'Education' a luxury
Contrary to the United Nations' Millennium Goals that include 'Education for all by 2015', over 80% of children in rural Zimbabwe are not attending school because their parents cannot afford to pay school fees. The introduction of the US Dollar as one of the official trading currencies is yet to bring price stability in the country but until then, most rural folks will practically fail to educate their own children.
Low turnout at Chikwidibire Secondary School
Some parents in rural Mashonaland East province have been asked to pay between US$20 and US$50 in school fees for their children, money which they cannot practically earn in six months on average. As a result, over 90% of children in this poor farming region are at home and are likely to stay away from school for the whole year.
This has been the case since late last year when teachers went on indefinite strike siting low wages as their main grievance among many. Some School Development Committees attempted to pay teachers incentives ranging from US20.00 to US50.00 but nothing materialised leaving a few of the fortunate school children without teachers.
Parents in the rural communities simply cannot afford such high fees as they are already struggling with day to day living needs.
Mission schools (religious) have a very good education reputation in Zimbabwe dating back to well before 1980 (year of political independence) and have produced very successful high profile members of the Zimbabwean society. Most of them are boarding schools and are situated in remote rural areas mainly to cater for the poor farming locals.
2008 was a very difficult year for almost all mission schools and 2009 has started no better. ST Francis of Assisi in Chivhu has asked for US$280 and students should bring their own food including:
- 12.5kg mealie -meal
- 4kg sugar
- 2kg beans
- 2kg rice
- 2kg salt
- 2 litres cooking oil
The above list costs about US$30 which again, is very hard to come by. A very low turnout of 60 students out of a possible 700 has been the result and the deputy head has been left very worried.
"I fear for the exam class students who have already missed a lot of tutorials and are set to continue doing so if this situation is not resolved. Uniforms are even more expensive than the fees so we will not stress parents any further"Mr Mangara (Deputy Head - St Francis of Assisi School)
With an inflation rate in millions, urban parents are facing a very high cost of living and unemployment has been on the up. Fees have been in the region of about US$200 a term for ordinary day schools and most parents who earn the much gazetted US$100 cannot afford to send their children to school. Only a few fortunate students from affluent families can afford private tutorials.

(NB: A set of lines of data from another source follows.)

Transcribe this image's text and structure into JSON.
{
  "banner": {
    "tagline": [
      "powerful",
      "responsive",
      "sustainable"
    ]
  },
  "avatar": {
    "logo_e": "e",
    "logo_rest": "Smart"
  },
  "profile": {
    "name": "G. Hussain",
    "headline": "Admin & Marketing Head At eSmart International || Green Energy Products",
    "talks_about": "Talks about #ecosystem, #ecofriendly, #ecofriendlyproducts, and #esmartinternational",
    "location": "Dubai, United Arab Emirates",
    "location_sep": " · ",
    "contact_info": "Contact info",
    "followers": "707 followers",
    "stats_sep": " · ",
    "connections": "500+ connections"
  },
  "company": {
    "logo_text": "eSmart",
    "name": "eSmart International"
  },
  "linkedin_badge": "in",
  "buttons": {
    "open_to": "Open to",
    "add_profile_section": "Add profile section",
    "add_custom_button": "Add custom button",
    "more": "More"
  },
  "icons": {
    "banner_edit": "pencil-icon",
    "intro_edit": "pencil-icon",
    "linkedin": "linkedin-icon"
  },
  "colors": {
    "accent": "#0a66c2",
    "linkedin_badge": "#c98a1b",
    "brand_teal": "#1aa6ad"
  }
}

Well it's very clear that education in Zimbabwe in currently 'Not For All' and this is a generational problem that will have negative effects on not only the local communities, but the economy and well being of the country as a whole.
Project Manager - Zimbabwe